Input material Block Start
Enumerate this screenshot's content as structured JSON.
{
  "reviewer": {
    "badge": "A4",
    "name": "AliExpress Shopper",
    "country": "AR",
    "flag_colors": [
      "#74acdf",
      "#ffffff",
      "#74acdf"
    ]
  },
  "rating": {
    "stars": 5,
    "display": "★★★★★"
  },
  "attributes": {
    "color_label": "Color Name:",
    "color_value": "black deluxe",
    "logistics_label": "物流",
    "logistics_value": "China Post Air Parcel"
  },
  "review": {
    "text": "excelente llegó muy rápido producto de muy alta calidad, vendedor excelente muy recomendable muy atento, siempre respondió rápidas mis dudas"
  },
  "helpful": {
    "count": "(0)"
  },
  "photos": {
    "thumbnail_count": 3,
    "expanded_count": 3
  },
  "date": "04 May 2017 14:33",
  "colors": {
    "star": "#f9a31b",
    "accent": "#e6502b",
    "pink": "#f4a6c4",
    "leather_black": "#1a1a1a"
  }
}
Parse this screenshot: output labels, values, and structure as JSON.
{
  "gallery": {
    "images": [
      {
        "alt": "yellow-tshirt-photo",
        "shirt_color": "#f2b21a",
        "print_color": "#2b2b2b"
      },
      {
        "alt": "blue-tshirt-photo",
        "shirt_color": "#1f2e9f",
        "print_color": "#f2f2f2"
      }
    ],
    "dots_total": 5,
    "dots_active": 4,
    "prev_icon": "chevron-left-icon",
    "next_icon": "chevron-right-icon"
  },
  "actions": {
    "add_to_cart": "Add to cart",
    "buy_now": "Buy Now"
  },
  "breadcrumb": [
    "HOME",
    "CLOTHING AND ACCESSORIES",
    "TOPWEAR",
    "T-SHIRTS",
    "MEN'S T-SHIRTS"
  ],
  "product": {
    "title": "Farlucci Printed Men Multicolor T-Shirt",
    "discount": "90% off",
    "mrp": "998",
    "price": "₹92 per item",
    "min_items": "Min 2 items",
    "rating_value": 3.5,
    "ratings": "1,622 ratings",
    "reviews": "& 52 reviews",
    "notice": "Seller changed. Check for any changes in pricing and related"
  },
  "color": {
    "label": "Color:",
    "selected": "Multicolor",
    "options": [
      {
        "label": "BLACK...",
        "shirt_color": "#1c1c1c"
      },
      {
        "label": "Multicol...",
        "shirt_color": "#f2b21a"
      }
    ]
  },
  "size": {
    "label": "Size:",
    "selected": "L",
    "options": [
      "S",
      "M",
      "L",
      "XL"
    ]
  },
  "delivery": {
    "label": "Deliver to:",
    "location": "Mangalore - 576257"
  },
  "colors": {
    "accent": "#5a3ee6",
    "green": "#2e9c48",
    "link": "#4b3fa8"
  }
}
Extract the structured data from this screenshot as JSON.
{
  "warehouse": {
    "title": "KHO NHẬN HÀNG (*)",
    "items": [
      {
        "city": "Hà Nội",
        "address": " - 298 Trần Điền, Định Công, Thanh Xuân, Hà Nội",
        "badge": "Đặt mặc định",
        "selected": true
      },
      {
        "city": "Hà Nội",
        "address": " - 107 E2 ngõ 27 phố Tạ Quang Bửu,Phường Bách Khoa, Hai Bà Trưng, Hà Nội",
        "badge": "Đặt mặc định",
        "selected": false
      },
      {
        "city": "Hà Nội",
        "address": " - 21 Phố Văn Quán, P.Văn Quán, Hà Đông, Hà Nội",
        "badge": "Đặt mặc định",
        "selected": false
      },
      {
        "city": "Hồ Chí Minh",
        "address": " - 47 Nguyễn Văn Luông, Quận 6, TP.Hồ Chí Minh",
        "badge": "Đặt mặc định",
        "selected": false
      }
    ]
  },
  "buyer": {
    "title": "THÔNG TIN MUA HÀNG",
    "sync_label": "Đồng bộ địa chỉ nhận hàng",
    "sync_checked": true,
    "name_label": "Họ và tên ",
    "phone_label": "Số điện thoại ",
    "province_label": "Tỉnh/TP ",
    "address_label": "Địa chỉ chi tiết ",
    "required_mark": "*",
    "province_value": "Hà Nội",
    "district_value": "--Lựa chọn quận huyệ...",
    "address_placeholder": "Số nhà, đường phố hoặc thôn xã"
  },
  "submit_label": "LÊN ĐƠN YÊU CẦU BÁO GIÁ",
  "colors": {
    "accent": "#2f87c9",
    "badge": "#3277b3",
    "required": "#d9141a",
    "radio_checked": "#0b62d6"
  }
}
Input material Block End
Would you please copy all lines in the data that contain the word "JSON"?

§ **Result of the task**:
Enumerate this screenshot's content as structured JSON.
Parse this screenshot: output labels, values, and structure as JSON.
Extract the structured data from this screenshot as JSON.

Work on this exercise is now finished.